MATERIAL SHOWN Start Marker
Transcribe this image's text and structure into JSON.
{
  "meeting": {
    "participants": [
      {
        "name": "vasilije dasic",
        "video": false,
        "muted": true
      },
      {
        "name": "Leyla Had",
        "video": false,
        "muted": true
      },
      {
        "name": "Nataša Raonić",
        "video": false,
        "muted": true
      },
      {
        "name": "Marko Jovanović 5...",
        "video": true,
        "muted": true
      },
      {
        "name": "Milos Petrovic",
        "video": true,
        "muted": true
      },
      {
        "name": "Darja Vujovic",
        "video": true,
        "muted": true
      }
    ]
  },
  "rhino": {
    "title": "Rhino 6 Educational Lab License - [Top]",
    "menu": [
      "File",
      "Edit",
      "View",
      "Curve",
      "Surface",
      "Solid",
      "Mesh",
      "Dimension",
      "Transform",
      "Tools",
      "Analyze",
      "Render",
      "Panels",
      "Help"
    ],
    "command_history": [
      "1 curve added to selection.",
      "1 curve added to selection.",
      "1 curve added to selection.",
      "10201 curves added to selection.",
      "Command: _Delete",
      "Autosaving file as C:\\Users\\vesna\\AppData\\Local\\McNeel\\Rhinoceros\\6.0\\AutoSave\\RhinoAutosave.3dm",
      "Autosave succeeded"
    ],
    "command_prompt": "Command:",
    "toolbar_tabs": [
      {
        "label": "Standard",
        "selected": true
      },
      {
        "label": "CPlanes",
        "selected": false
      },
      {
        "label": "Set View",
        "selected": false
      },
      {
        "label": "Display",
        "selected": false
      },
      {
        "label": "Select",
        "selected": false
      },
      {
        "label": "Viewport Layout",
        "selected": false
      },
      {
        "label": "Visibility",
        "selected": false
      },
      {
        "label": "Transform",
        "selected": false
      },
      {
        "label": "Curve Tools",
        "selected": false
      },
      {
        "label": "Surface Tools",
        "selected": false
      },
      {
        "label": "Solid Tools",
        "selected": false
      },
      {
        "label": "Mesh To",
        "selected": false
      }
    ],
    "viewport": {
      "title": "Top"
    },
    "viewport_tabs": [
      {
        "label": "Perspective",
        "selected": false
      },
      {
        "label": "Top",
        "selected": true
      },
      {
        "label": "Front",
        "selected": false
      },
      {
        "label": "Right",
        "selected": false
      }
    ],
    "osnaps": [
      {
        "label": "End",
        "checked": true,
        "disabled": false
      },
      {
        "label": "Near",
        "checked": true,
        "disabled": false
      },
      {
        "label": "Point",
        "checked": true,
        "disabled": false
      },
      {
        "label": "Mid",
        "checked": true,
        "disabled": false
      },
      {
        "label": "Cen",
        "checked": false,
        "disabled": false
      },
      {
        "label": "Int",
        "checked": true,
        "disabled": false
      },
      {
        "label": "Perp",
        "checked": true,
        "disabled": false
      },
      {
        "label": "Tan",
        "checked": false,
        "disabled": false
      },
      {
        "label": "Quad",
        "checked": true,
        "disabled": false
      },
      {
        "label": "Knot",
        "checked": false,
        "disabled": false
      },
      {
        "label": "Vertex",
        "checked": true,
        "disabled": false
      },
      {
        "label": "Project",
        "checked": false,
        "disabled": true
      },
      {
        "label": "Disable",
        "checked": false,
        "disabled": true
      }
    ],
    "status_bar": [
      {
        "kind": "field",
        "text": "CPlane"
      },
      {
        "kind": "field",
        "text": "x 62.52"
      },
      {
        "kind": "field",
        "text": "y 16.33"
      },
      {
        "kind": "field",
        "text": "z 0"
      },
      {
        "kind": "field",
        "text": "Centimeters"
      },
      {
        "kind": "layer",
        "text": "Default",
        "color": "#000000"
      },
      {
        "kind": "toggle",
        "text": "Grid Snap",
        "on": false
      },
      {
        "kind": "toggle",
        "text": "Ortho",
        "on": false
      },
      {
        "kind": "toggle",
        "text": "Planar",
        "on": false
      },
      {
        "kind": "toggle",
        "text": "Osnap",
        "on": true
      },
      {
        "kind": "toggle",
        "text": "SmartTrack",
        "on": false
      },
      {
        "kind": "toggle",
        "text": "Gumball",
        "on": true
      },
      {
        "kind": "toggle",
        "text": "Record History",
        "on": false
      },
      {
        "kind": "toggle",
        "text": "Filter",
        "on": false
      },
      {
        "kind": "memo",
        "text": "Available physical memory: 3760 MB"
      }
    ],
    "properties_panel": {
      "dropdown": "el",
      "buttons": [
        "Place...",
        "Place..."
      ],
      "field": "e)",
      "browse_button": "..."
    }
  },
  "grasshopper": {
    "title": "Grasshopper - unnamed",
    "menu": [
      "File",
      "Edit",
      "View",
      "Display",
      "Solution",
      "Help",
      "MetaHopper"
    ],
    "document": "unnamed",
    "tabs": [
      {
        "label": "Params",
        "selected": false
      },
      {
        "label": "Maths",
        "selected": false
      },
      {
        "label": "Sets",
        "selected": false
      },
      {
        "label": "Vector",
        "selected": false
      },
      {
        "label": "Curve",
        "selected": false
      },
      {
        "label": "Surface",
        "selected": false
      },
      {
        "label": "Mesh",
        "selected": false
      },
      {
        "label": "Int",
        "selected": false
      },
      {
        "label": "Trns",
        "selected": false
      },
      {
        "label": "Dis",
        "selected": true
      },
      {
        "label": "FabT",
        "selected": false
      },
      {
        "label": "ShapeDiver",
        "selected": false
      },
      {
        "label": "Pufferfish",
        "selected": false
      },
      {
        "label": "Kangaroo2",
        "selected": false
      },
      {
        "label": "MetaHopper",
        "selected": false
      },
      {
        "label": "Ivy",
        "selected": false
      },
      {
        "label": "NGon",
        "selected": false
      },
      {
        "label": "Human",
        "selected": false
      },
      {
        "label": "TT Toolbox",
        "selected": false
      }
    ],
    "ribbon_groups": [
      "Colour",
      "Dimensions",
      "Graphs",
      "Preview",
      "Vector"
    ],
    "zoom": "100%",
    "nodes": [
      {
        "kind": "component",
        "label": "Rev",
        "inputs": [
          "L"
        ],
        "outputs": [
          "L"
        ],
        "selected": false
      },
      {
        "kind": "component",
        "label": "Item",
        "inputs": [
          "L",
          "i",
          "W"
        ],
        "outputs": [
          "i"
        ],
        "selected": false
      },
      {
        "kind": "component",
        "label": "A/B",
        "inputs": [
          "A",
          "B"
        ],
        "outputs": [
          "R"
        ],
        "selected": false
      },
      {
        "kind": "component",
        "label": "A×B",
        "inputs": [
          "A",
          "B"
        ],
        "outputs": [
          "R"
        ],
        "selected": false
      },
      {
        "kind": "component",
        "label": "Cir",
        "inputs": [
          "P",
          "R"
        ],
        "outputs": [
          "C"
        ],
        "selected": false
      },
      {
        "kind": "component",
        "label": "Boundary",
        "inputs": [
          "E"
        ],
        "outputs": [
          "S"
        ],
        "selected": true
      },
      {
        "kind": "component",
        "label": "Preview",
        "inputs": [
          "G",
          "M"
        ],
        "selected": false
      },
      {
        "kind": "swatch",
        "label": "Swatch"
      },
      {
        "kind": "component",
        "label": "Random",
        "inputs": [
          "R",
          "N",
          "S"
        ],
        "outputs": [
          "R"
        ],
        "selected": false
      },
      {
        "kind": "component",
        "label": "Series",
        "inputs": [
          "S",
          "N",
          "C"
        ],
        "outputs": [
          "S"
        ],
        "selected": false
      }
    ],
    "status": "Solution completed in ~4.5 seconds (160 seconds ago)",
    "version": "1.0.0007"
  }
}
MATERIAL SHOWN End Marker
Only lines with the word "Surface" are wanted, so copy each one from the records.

      "Surface",
        "label": "Surface Tools",
        "label": "Surface",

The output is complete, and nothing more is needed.